Limited physical contact can quickly decrease oxytocin levels, leaving us feeling isolated and even more stressed. When oxytocin drops, cortisol rises, negatively affecting our immune system. To boost oxytocin, stay in touch with your support system, communicate more openly, use more appreciative words, and build trust by being even more considerate of others. Who can you reach out to right now?
Meditation strengthens our immune system, increasing the amount of SIgA (Secretory Immunoglobulin Antibody) in our body, which thickens the mucous that lines the nose, mouth, trachea, lungs and gut. That thicker mucous makes it more difficult for viruses to penetrate our cells and bloodstream. Meditation apps can jumpstart your meditation practice. Imagine yourself healthy.

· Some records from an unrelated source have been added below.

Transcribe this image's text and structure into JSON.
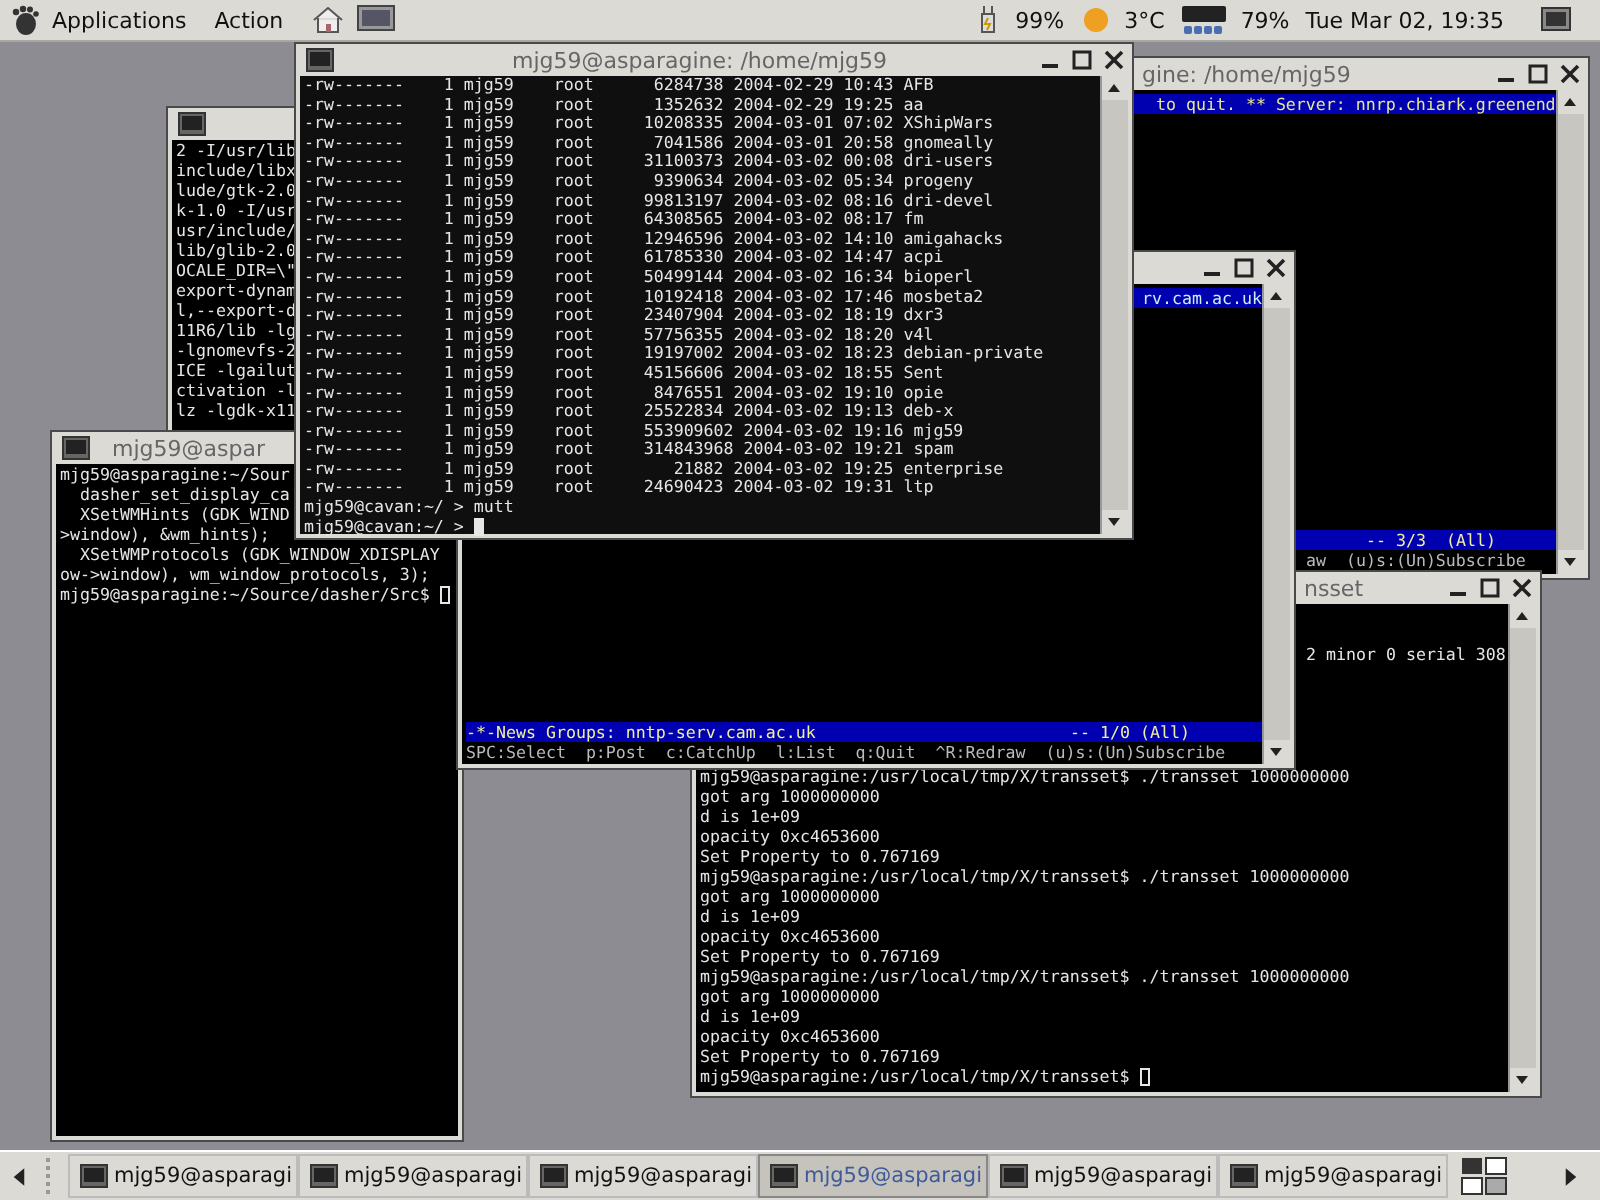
{
  "panel": {
    "menus": [
      "Applications",
      "Action"
    ],
    "battery": "99%",
    "temperature": "3°C",
    "wifi": "79%",
    "clock": "Tue Mar 02, 19:35"
  },
  "windows": [
    {
      "kind": "build_output",
      "lines": [
        "2 -I/usr/lib",
        "include/libx",
        "lude/gtk-2.0",
        "k-1.0 -I/usr",
        "usr/include/",
        "lib/glib-2.0",
        "OCALE_DIR=\\\"",
        "export-dynam",
        "l,--export-d",
        "11R6/lib -lg",
        "-lgnomevfs-2",
        "ICE -lgailut",
        "ctivation -l",
        "lz -lgdk-x11"
      ]
    },
    {
      "kind": "dasher",
      "title": "mjg59@aspar",
      "lines": [
        "mjg59@asparagine:~/Sour",
        "  dasher_set_display_ca",
        "  XSetWMHints (GDK_WIND",
        ">window), &wm_hints);",
        "  XSetWMProtocols (GDK_WINDOW_XDISPLAY",
        "ow->window), wm_window_protocols, 3);",
        "mjg59@asparagine:~/Source/dasher/Src$ "
      ]
    },
    {
      "kind": "news_top",
      "title": "gine: /home/mjg59",
      "header": "to quit. ** Server: nnrp.chiark.greenend",
      "status": "-- 3/3  (All)",
      "help": "aw  (u)s:(Un)Subscribe"
    },
    {
      "kind": "transset",
      "title": "nsset",
      "partial_line": "2 minor 0 serial 308",
      "lines": [
        "mjg59@asparagine:/usr/local/tmp/X/transset$ ./transset 1000000000",
        "got arg 1000000000",
        "d is 1e+09",
        "opacity 0xc4653600",
        "Set Property to 0.767169",
        "mjg59@asparagine:/usr/local/tmp/X/transset$ ./transset 1000000000",
        "got arg 1000000000",
        "d is 1e+09",
        "opacity 0xc4653600",
        "Set Property to 0.767169",
        "mjg59@asparagine:/usr/local/tmp/X/transset$ ./transset 1000000000",
        "got arg 1000000000",
        "d is 1e+09",
        "opacity 0xc4653600",
        "Set Property to 0.767169",
        "mjg59@asparagine:/usr/local/tmp/X/transset$ "
      ]
    },
    {
      "kind": "news_middle",
      "header": "rv.cam.ac.uk",
      "status_left": "-*-News Groups: nntp-serv.cam.ac.uk",
      "status_right": "-- 1/0 (All)",
      "help": "SPC:Select  p:Post  c:CatchUp  l:List  q:Quit  ^R:Redraw  (u)s:(Un)Subscribe"
    },
    {
      "kind": "listing",
      "title": "mjg59@asparagine: /home/mjg59",
      "lines": [
        "-rw-------    1 mjg59    root      6284738 2004-02-29 10:43 AFB",
        "-rw-------    1 mjg59    root      1352632 2004-02-29 19:25 aa",
        "-rw-------    1 mjg59    root     10208335 2004-03-01 07:02 XShipWars",
        "-rw-------    1 mjg59    root      7041586 2004-03-01 20:58 gnomeally",
        "-rw-------    1 mjg59    root     31100373 2004-03-02 00:08 dri-users",
        "-rw-------    1 mjg59    root      9390634 2004-03-02 05:34 progeny",
        "-rw-------    1 mjg59    root     99813197 2004-03-02 08:16 dri-devel",
        "-rw-------    1 mjg59    root     64308565 2004-03-02 08:17 fm",
        "-rw-------    1 mjg59    root     12946596 2004-03-02 14:10 amigahacks",
        "-rw-------    1 mjg59    root     61785330 2004-03-02 14:47 acpi",
        "-rw-------    1 mjg59    root     50499144 2004-03-02 16:34 bioperl",
        "-rw-------    1 mjg59    root     10192418 2004-03-02 17:46 mosbeta2",
        "-rw-------    1 mjg59    root     23407904 2004-03-02 18:19 dxr3",
        "-rw-------    1 mjg59    root     57756355 2004-03-02 18:20 v4l",
        "-rw-------    1 mjg59    root     19197002 2004-03-02 18:23 debian-private",
        "-rw-------    1 mjg59    root     45156606 2004-03-02 18:55 Sent",
        "-rw-------    1 mjg59    root      8476551 2004-03-02 19:10 opie",
        "-rw-------    1 mjg59    root     25522834 2004-03-02 19:13 deb-x",
        "-rw-------    1 mjg59    root     553909602 2004-03-02 19:16 mjg59",
        "-rw-------    1 mjg59    root     314843968 2004-03-02 19:21 spam",
        "-rw-------    1 mjg59    root        21882 2004-03-02 19:25 enterprise",
        "-rw-------    1 mjg59    root     24690423 2004-03-02 19:31 ltp",
        "mjg59@cavan:~/ > mutt",
        "mjg59@cavan:~/ > "
      ]
    }
  ],
  "taskbar": {
    "tasks": [
      {
        "label": "mjg59@asparagi",
        "selected": false
      },
      {
        "label": "mjg59@asparagi",
        "selected": false
      },
      {
        "label": "mjg59@asparagi",
        "selected": false
      },
      {
        "label": "mjg59@asparagi",
        "selected": true
      },
      {
        "label": "mjg59@asparagi",
        "selected": false
      },
      {
        "label": "mjg59@asparagi",
        "selected": false
      }
    ]
  }
}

Endurance is about sustaining effort over the long-term. Right now, we are each in our own unique Endurance Tunnel. It may feel as if the walls of that tunnel are closing in on us, heightening our fears.
Simply remembering that we are part of a collective struggle, that this is a shared global experience, can boost oxytocin, helping to strengthen the walls of that tunnel and keep that light at the end burning brightly.
Identify things within your control (following health protocols, planning affordable meals, organising activities for your children, shopping for elderly neighbours, applying for unemployment, etc.) and establish milestones that will give you reasons to celebrate successes.
We may be in isolation, but we’re not alone. We need each other and are demonstrating that we’re there for each other now more than ever. Leverage that knowledge to help you face your fears.
Claire Dale and Patricia Peyton are the authors of Physical Intelligence (Simon & Schuster)